BEGIN DATA RECORDS
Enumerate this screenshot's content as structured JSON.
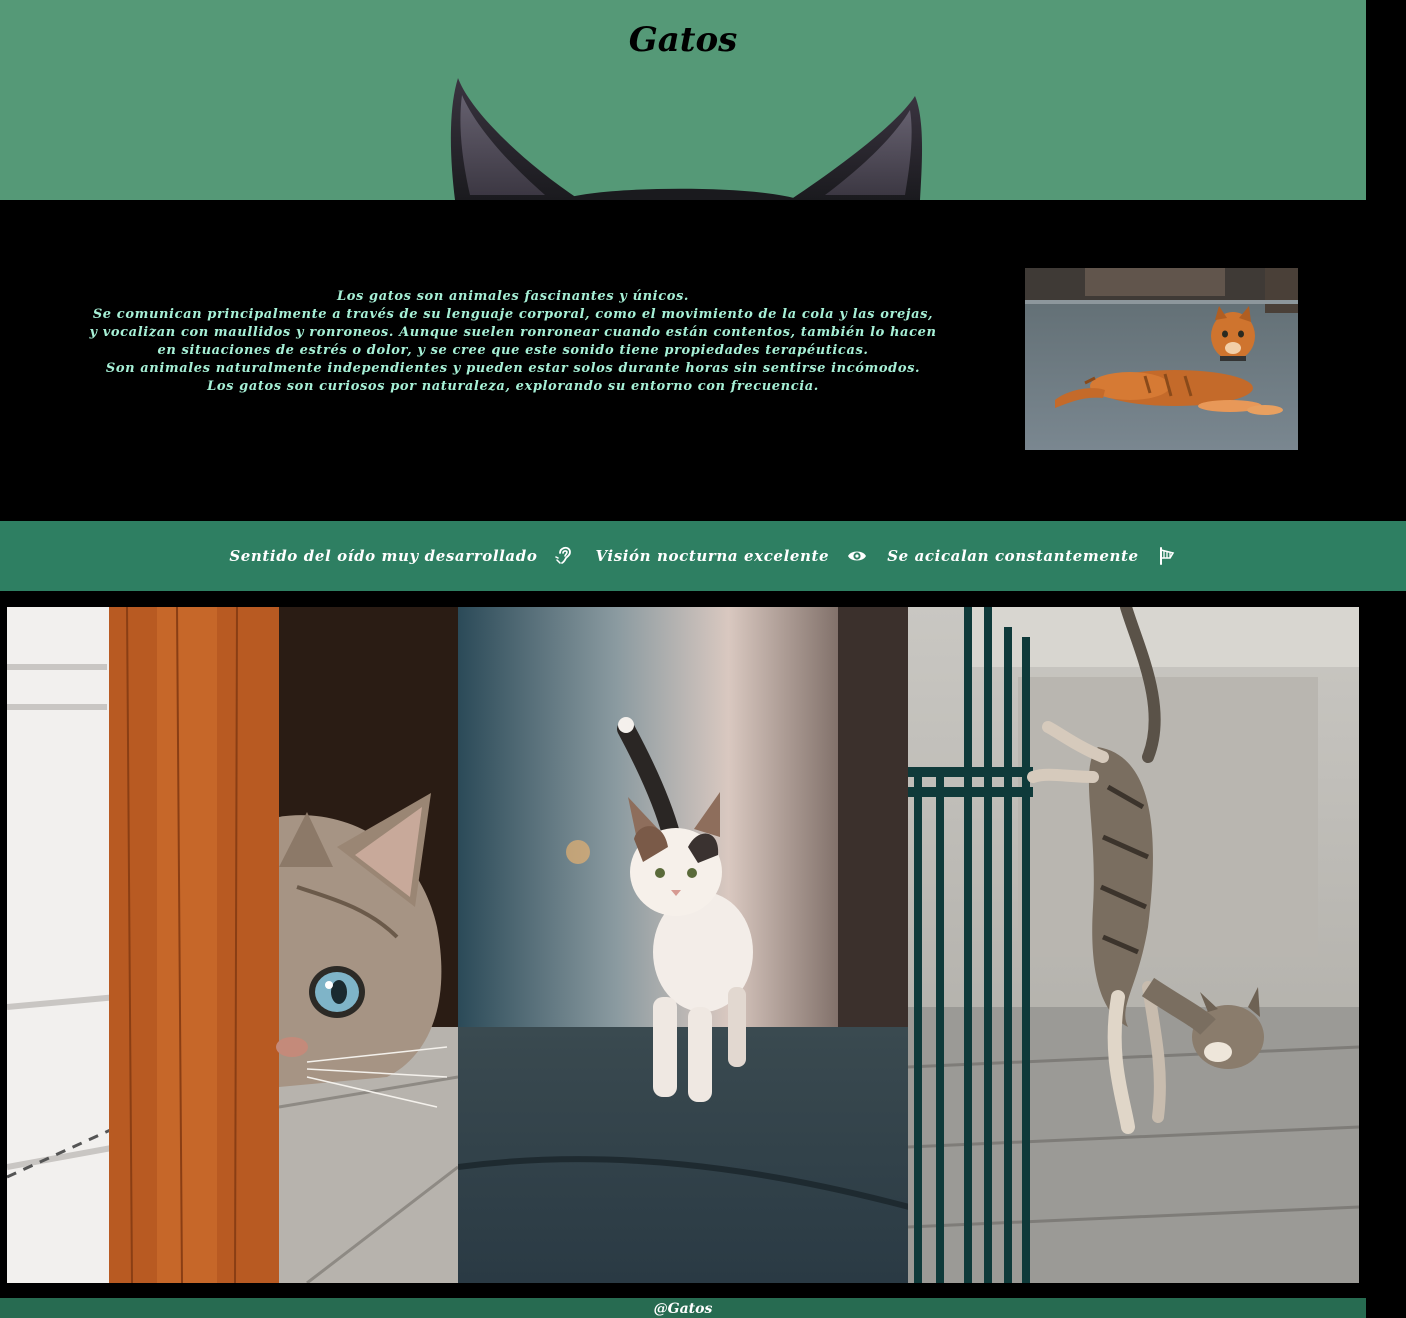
{
  "header": {
    "title": "Gatos",
    "background_color": "#559977"
  },
  "intro": {
    "paragraphs": [
      "Los gatos son animales fascinantes y únicos.",
      "Se comunican principalmente a través de su lenguaje corporal, como el movimiento de la cola y las orejas, y vocalizan con maullidos y ronroneos. Aunque suelen ronronear cuando están contentos, también lo hacen en situaciones de estrés o dolor, y se cree que este sonido tiene propiedades terapéuticas.",
      "Son animales naturalmente independientes y pueden estar solos durante horas sin sentirse incómodos.",
      "Los gatos son curiosos por naturaleza, explorando su entorno con frecuencia."
    ],
    "text_color": "#a6f0d6"
  },
  "features": {
    "background_color": "#2e7f62",
    "items": [
      {
        "label": "Sentido del oído muy desarrollado",
        "icon": "ear-listen-icon"
      },
      {
        "label": "Visión nocturna excelente",
        "icon": "eye-icon"
      },
      {
        "label": "Se acicalan constantemente",
        "icon": "brush-icon"
      }
    ]
  },
  "footer": {
    "text": "@Gatos",
    "background_color": "#276b51"
  }
}
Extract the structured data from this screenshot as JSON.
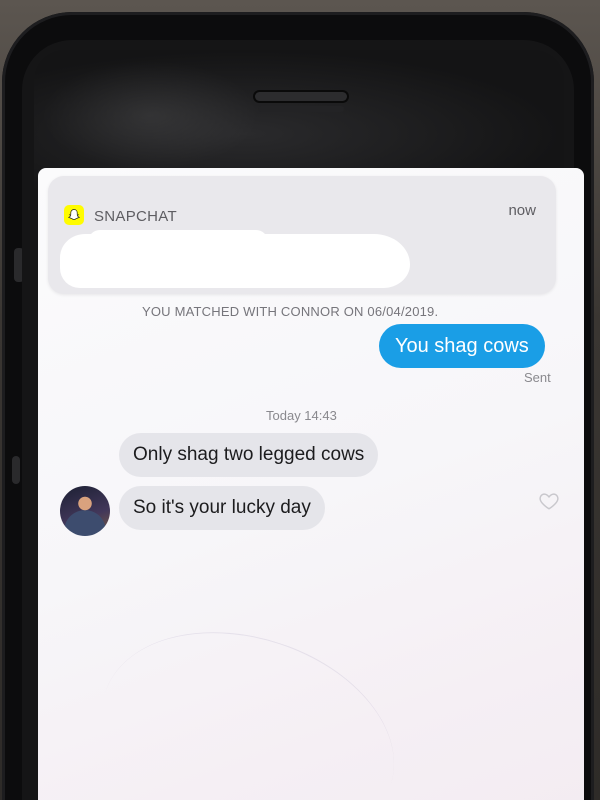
{
  "notification": {
    "app_name": "SNAPCHAT",
    "time": "now",
    "icon": "snapchat-ghost-icon"
  },
  "chat": {
    "match_text": "YOU MATCHED WITH CONNOR ON 06/04/2019.",
    "messages": [
      {
        "from": "me",
        "text": "You shag cows",
        "status": "Sent"
      },
      {
        "from": "them",
        "text": "Only shag two legged cows"
      },
      {
        "from": "them",
        "text": "So it's your lucky day"
      }
    ],
    "timestamp": "Today 14:43"
  },
  "colors": {
    "sent_bubble": "#1a9ee6",
    "received_bubble": "#e5e5ea",
    "snapchat_yellow": "#fffc00"
  }
}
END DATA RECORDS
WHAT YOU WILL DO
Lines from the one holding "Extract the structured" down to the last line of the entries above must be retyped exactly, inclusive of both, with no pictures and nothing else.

ANSWER BELOW
Extract the structured data from this screenshot as JSON.
{
  "notification": {
    "app_name": "SNAPCHAT",
    "time": "now",
    "icon": "snapchat-ghost-icon"
  },
  "chat": {
    "match_text": "YOU MATCHED WITH CONNOR ON 06/04/2019.",
    "messages": [
      {
        "from": "me",
        "text": "You shag cows",
        "status": "Sent"
      },
      {
        "from": "them",
        "text": "Only shag two legged cows"
      },
      {
        "from": "them",
        "text": "So it's your lucky day"
      }
    ],
    "timestamp": "Today 14:43"
  },
  "colors": {
    "sent_bubble": "#1a9ee6",
    "received_bubble": "#e5e5ea",
    "snapchat_yellow": "#fffc00"
  }
}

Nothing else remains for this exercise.